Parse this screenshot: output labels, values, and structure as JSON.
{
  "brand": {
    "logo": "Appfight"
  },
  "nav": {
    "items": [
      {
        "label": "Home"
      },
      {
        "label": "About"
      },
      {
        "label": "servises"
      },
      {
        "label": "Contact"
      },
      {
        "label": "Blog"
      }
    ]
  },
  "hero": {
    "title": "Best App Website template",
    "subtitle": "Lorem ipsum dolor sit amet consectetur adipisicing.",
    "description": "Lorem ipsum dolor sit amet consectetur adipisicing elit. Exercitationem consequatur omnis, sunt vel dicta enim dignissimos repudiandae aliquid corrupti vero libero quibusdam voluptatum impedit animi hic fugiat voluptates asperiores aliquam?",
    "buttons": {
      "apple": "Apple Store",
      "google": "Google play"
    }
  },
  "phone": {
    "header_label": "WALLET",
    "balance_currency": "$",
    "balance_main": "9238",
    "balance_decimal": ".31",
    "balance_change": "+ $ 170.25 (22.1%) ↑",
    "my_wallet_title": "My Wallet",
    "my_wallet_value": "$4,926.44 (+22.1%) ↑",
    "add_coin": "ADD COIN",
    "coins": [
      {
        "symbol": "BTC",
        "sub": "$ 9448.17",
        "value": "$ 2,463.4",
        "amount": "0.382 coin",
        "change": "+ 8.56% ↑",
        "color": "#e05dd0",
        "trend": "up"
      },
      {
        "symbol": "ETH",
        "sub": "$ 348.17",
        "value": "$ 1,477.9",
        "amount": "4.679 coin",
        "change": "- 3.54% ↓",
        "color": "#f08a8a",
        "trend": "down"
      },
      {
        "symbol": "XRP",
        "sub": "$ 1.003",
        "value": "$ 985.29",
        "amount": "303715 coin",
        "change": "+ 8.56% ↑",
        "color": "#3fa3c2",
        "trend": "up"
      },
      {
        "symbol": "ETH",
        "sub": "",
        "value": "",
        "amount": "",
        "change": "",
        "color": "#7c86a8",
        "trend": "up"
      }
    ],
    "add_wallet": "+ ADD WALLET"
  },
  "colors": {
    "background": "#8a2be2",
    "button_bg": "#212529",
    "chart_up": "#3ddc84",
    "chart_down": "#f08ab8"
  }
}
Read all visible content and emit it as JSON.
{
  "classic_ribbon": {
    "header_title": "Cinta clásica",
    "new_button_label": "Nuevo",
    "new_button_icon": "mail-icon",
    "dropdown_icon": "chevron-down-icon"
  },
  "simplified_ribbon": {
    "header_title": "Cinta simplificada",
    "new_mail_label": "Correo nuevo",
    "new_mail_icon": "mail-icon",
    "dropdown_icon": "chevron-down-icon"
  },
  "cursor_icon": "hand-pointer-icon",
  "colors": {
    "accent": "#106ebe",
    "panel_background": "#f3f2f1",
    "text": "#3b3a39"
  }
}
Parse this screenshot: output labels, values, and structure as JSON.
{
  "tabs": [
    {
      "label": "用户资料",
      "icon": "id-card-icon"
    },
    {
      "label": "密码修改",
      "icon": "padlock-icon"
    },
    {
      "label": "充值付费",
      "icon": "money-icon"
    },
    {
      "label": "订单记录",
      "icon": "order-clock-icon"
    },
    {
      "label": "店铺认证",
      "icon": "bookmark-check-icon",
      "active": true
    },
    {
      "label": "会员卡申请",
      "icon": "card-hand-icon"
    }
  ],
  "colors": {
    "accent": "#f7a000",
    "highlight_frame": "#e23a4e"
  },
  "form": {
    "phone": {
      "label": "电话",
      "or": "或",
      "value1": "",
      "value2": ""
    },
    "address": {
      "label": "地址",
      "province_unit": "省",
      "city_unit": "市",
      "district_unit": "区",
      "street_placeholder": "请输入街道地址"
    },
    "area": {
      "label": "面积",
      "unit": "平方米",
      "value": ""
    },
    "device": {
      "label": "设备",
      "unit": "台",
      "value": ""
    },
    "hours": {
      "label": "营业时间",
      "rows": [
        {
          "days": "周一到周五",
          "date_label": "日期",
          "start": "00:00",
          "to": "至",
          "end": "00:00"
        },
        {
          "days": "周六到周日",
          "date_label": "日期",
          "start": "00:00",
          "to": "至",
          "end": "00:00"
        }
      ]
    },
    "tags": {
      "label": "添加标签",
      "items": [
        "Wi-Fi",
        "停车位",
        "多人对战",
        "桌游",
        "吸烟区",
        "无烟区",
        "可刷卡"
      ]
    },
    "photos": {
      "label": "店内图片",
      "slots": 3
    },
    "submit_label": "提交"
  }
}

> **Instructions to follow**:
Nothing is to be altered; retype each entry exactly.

> **Written solution**:
Parse this screenshot: output labels, values, and structure as JSON.
{
  "brand": {
    "logo": "Appfight"
  },
  "nav": {
    "items": [
      {
        "label": "Home"
      },
      {
        "label": "About"
      },
      {
        "label": "servises"
      },
      {
        "label": "Contact"
      },
      {
        "label": "Blog"
      }
    ]
  },
  "hero": {
    "title": "Best App Website template",
    "subtitle": "Lorem ipsum dolor sit amet consectetur adipisicing.",
    "description": "Lorem ipsum dolor sit amet consectetur adipisicing elit. Exercitationem consequatur omnis, sunt vel dicta enim dignissimos repudiandae aliquid corrupti vero libero quibusdam voluptatum impedit animi hic fugiat voluptates asperiores aliquam?",
    "buttons": {
      "apple": "Apple Store",
      "google": "Google play"
    }
  },
  "phone": {
    "header_label": "WALLET",
    "balance_currency": "$",
    "balance_main": "9238",
    "balance_decimal": ".31",
    "balance_change": "+ $ 170.25 (22.1%) ↑",
    "my_wallet_title": "My Wallet",
    "my_wallet_value": "$4,926.44 (+22.1%) ↑",
    "add_coin": "ADD COIN",
    "coins": [
      {
        "symbol": "BTC",
        "sub": "$ 9448.17",
        "value": "$ 2,463.4",
        "amount": "0.382 coin",
        "change": "+ 8.56% ↑",
        "color": "#e05dd0",
        "trend": "up"
      },
      {
        "symbol": "ETH",
        "sub": "$ 348.17",
        "value": "$ 1,477.9",
        "amount": "4.679 coin",
        "change": "- 3.54% ↓",
        "color": "#f08a8a",
        "trend": "down"
      },
      {
        "symbol": "XRP",
        "sub": "$ 1.003",
        "value": "$ 985.29",
        "amount": "303715 coin",
        "change": "+ 8.56% ↑",
        "color": "#3fa3c2",
        "trend": "up"
      },
      {
        "symbol": "ETH",
        "sub": "",
        "value": "",
        "amount": "",
        "change": "",
        "color": "#7c86a8",
        "trend": "up"
      }
    ],
    "add_wallet": "+ ADD WALLET"
  },
  "colors": {
    "background": "#8a2be2",
    "button_bg": "#212529",
    "chart_up": "#3ddc84",
    "chart_down": "#f08ab8"
  }
}
Read all visible content and emit it as JSON.
{
  "classic_ribbon": {
    "header_title": "Cinta clásica",
    "new_button_label": "Nuevo",
    "new_button_icon": "mail-icon",
    "dropdown_icon": "chevron-down-icon"
  },
  "simplified_ribbon": {
    "header_title": "Cinta simplificada",
    "new_mail_label": "Correo nuevo",
    "new_mail_icon": "mail-icon",
    "dropdown_icon": "chevron-down-icon"
  },
  "cursor_icon": "hand-pointer-icon",
  "colors": {
    "accent": "#106ebe",
    "panel_background": "#f3f2f1",
    "text": "#3b3a39"
  }
}
Parse this screenshot: output labels, values, and structure as JSON.
{
  "tabs": [
    {
      "label": "用户资料",
      "icon": "id-card-icon"
    },
    {
      "label": "密码修改",
      "icon": "padlock-icon"
    },
    {
      "label": "充值付费",
      "icon": "money-icon"
    },
    {
      "label": "订单记录",
      "icon": "order-clock-icon"
    },
    {
      "label": "店铺认证",
      "icon": "bookmark-check-icon",
      "active": true
    },
    {
      "label": "会员卡申请",
      "icon": "card-hand-icon"
    }
  ],
  "colors": {
    "accent": "#f7a000",
    "highlight_frame": "#e23a4e"
  },
  "form": {
    "phone": {
      "label": "电话",
      "or": "或",
      "value1": "",
      "value2": ""
    },
    "address": {
      "label": "地址",
      "province_unit": "省",
      "city_unit": "市",
      "district_unit": "区",
      "street_placeholder": "请输入街道地址"
    },
    "area": {
      "label": "面积",
      "unit": "平方米",
      "value": ""
    },
    "device": {
      "label": "设备",
      "unit": "台",
      "value": ""
    },
    "hours": {
      "label": "营业时间",
      "rows": [
        {
          "days": "周一到周五",
          "date_label": "日期",
          "start": "00:00",
          "to": "至",
          "end": "00:00"
        },
        {
          "days": "周六到周日",
          "date_label": "日期",
          "start": "00:00",
          "to": "至",
          "end": "00:00"
        }
      ]
    },
    "tags": {
      "label": "添加标签",
      "items": [
        "Wi-Fi",
        "停车位",
        "多人对战",
        "桌游",
        "吸烟区",
        "无烟区",
        "可刷卡"
      ]
    },
    "photos": {
      "label": "店内图片",
      "slots": 3
    },
    "submit_label": "提交"
  }
}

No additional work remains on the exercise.